▶ TRY IT
Each line below should be copied exactly as it stands.

**** EXCERPTED DATA ****

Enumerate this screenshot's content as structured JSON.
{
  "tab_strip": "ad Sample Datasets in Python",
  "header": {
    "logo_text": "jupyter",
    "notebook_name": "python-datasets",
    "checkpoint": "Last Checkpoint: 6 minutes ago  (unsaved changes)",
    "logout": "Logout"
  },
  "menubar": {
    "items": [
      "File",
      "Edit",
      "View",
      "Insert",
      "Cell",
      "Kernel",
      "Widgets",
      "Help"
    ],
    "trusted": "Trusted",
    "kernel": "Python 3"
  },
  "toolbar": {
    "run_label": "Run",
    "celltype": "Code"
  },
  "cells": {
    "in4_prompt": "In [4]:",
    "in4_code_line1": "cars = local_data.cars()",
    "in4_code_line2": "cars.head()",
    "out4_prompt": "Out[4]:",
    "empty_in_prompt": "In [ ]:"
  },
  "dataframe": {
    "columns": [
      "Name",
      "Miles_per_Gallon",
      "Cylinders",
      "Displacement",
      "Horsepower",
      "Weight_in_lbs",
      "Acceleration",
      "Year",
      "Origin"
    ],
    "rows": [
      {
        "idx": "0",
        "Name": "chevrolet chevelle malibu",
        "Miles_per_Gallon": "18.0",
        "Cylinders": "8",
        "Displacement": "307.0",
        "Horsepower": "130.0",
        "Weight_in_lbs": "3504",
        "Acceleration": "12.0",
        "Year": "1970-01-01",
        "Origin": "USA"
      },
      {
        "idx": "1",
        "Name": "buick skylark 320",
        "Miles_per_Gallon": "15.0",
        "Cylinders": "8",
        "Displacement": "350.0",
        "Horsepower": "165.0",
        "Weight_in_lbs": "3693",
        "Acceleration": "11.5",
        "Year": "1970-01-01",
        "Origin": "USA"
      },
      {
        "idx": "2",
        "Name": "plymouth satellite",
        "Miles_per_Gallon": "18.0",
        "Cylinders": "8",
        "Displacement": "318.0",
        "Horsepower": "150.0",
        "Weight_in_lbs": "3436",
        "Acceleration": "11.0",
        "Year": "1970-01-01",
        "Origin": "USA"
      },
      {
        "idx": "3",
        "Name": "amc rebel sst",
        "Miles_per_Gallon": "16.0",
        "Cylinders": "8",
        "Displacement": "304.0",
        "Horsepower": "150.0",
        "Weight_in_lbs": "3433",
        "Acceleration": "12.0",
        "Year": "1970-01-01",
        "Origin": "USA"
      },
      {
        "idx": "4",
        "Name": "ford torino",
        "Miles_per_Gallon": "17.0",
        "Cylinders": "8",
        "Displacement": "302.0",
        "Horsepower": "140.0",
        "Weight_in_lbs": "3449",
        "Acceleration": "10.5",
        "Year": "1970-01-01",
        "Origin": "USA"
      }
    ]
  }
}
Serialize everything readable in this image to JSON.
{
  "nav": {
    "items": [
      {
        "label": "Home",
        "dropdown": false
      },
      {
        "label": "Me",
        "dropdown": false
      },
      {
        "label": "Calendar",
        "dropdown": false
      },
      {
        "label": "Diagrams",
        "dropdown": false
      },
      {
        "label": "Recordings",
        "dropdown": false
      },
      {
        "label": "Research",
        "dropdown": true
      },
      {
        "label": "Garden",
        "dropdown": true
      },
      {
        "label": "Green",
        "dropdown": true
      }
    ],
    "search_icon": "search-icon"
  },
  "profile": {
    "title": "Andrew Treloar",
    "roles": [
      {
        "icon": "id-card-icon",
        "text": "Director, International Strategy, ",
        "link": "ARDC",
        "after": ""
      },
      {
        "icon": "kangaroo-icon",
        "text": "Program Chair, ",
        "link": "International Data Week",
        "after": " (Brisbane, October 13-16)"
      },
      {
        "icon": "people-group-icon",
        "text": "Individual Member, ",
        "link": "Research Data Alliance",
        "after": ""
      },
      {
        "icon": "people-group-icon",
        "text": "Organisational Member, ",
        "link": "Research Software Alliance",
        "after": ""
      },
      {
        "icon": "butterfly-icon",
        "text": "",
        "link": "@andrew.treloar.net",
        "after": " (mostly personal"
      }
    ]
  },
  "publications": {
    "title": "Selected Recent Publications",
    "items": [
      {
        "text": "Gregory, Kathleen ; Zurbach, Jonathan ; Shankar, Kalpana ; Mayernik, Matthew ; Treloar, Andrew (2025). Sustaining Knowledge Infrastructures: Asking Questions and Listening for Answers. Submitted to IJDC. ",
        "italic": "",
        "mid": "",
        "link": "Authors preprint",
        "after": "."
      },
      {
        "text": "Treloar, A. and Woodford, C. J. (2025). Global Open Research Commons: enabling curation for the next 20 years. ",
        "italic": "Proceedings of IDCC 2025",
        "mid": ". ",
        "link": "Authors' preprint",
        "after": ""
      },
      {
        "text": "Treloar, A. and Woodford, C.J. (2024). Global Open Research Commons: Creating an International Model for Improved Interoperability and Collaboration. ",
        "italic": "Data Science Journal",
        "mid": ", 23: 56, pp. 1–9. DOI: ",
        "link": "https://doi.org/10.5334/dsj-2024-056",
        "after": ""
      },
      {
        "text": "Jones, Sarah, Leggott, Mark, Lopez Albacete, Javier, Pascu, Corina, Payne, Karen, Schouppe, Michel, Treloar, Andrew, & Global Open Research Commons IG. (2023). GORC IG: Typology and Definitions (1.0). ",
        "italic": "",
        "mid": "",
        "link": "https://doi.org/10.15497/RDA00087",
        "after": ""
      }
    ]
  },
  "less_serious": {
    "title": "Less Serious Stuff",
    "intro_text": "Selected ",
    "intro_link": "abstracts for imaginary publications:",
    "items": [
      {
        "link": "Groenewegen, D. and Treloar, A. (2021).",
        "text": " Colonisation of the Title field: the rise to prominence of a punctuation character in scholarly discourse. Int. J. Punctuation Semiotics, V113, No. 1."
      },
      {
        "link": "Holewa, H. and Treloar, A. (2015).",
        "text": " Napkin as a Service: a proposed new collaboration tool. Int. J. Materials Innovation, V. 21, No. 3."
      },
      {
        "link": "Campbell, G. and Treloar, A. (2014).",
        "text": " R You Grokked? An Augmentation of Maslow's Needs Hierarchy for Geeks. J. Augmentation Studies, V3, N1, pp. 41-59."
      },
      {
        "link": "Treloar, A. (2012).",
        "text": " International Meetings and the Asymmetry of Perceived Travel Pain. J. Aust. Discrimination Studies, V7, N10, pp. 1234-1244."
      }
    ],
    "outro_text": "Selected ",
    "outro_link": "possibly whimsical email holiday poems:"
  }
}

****

▶ TASK ANSWER
Enumerate this screenshot's content as structured JSON.
{
  "tab_strip": "ad Sample Datasets in Python",
  "header": {
    "logo_text": "jupyter",
    "notebook_name": "python-datasets",
    "checkpoint": "Last Checkpoint: 6 minutes ago  (unsaved changes)",
    "logout": "Logout"
  },
  "menubar": {
    "items": [
      "File",
      "Edit",
      "View",
      "Insert",
      "Cell",
      "Kernel",
      "Widgets",
      "Help"
    ],
    "trusted": "Trusted",
    "kernel": "Python 3"
  },
  "toolbar": {
    "run_label": "Run",
    "celltype": "Code"
  },
  "cells": {
    "in4_prompt": "In [4]:",
    "in4_code_line1": "cars = local_data.cars()",
    "in4_code_line2": "cars.head()",
    "out4_prompt": "Out[4]:",
    "empty_in_prompt": "In [ ]:"
  },
  "dataframe": {
    "columns": [
      "Name",
      "Miles_per_Gallon",
      "Cylinders",
      "Displacement",
      "Horsepower",
      "Weight_in_lbs",
      "Acceleration",
      "Year",
      "Origin"
    ],
    "rows": [
      {
        "idx": "0",
        "Name": "chevrolet chevelle malibu",
        "Miles_per_Gallon": "18.0",
        "Cylinders": "8",
        "Displacement": "307.0",
        "Horsepower": "130.0",
        "Weight_in_lbs": "3504",
        "Acceleration": "12.0",
        "Year": "1970-01-01",
        "Origin": "USA"
      },
      {
        "idx": "1",
        "Name": "buick skylark 320",
        "Miles_per_Gallon": "15.0",
        "Cylinders": "8",
        "Displacement": "350.0",
        "Horsepower": "165.0",
        "Weight_in_lbs": "3693",
        "Acceleration": "11.5",
        "Year": "1970-01-01",
        "Origin": "USA"
      },
      {
        "idx": "2",
        "Name": "plymouth satellite",
        "Miles_per_Gallon": "18.0",
        "Cylinders": "8",
        "Displacement": "318.0",
        "Horsepower": "150.0",
        "Weight_in_lbs": "3436",
        "Acceleration": "11.0",
        "Year": "1970-01-01",
        "Origin": "USA"
      },
      {
        "idx": "3",
        "Name": "amc rebel sst",
        "Miles_per_Gallon": "16.0",
        "Cylinders": "8",
        "Displacement": "304.0",
        "Horsepower": "150.0",
        "Weight_in_lbs": "3433",
        "Acceleration": "12.0",
        "Year": "1970-01-01",
        "Origin": "USA"
      },
      {
        "idx": "4",
        "Name": "ford torino",
        "Miles_per_Gallon": "17.0",
        "Cylinders": "8",
        "Displacement": "302.0",
        "Horsepower": "140.0",
        "Weight_in_lbs": "3449",
        "Acceleration": "10.5",
        "Year": "1970-01-01",
        "Origin": "USA"
      }
    ]
  }
}
Serialize everything readable in this image to JSON.
{
  "nav": {
    "items": [
      {
        "label": "Home",
        "dropdown": false
      },
      {
        "label": "Me",
        "dropdown": false
      },
      {
        "label": "Calendar",
        "dropdown": false
      },
      {
        "label": "Diagrams",
        "dropdown": false
      },
      {
        "label": "Recordings",
        "dropdown": false
      },
      {
        "label": "Research",
        "dropdown": true
      },
      {
        "label": "Garden",
        "dropdown": true
      },
      {
        "label": "Green",
        "dropdown": true
      }
    ],
    "search_icon": "search-icon"
  },
  "profile": {
    "title": "Andrew Treloar",
    "roles": [
      {
        "icon": "id-card-icon",
        "text": "Director, International Strategy, ",
        "link": "ARDC",
        "after": ""
      },
      {
        "icon": "kangaroo-icon",
        "text": "Program Chair, ",
        "link": "International Data Week",
        "after": " (Brisbane, October 13-16)"
      },
      {
        "icon": "people-group-icon",
        "text": "Individual Member, ",
        "link": "Research Data Alliance",
        "after": ""
      },
      {
        "icon": "people-group-icon",
        "text": "Organisational Member, ",
        "link": "Research Software Alliance",
        "after": ""
      },
      {
        "icon": "butterfly-icon",
        "text": "",
        "link": "@andrew.treloar.net",
        "after": " (mostly personal"
      }
    ]
  },
  "publications": {
    "title": "Selected Recent Publications",
    "items": [
      {
        "text": "Gregory, Kathleen ; Zurbach, Jonathan ; Shankar, Kalpana ; Mayernik, Matthew ; Treloar, Andrew (2025). Sustaining Knowledge Infrastructures: Asking Questions and Listening for Answers. Submitted to IJDC. ",
        "italic": "",
        "mid": "",
        "link": "Authors preprint",
        "after": "."
      },
      {
        "text": "Treloar, A. and Woodford, C. J. (2025). Global Open Research Commons: enabling curation for the next 20 years. ",
        "italic": "Proceedings of IDCC 2025",
        "mid": ". ",
        "link": "Authors' preprint",
        "after": ""
      },
      {
        "text": "Treloar, A. and Woodford, C.J. (2024). Global Open Research Commons: Creating an International Model for Improved Interoperability and Collaboration. ",
        "italic": "Data Science Journal",
        "mid": ", 23: 56, pp. 1–9. DOI: ",
        "link": "https://doi.org/10.5334/dsj-2024-056",
        "after": ""
      },
      {
        "text": "Jones, Sarah, Leggott, Mark, Lopez Albacete, Javier, Pascu, Corina, Payne, Karen, Schouppe, Michel, Treloar, Andrew, & Global Open Research Commons IG. (2023). GORC IG: Typology and Definitions (1.0). ",
        "italic": "",
        "mid": "",
        "link": "https://doi.org/10.15497/RDA00087",
        "after": ""
      }
    ]
  },
  "less_serious": {
    "title": "Less Serious Stuff",
    "intro_text": "Selected ",
    "intro_link": "abstracts for imaginary publications:",
    "items": [
      {
        "link": "Groenewegen, D. and Treloar, A. (2021).",
        "text": " Colonisation of the Title field: the rise to prominence of a punctuation character in scholarly discourse. Int. J. Punctuation Semiotics, V113, No. 1."
      },
      {
        "link": "Holewa, H. and Treloar, A. (2015).",
        "text": " Napkin as a Service: a proposed new collaboration tool. Int. J. Materials Innovation, V. 21, No. 3."
      },
      {
        "link": "Campbell, G. and Treloar, A. (2014).",
        "text": " R You Grokked? An Augmentation of Maslow's Needs Hierarchy for Geeks. J. Augmentation Studies, V3, N1, pp. 41-59."
      },
      {
        "link": "Treloar, A. (2012).",
        "text": " International Meetings and the Asymmetry of Perceived Travel Pain. J. Aust. Discrimination Studies, V7, N10, pp. 1234-1244."
      }
    ],
    "outro_text": "Selected ",
    "outro_link": "possibly whimsical email holiday poems:"
  }
}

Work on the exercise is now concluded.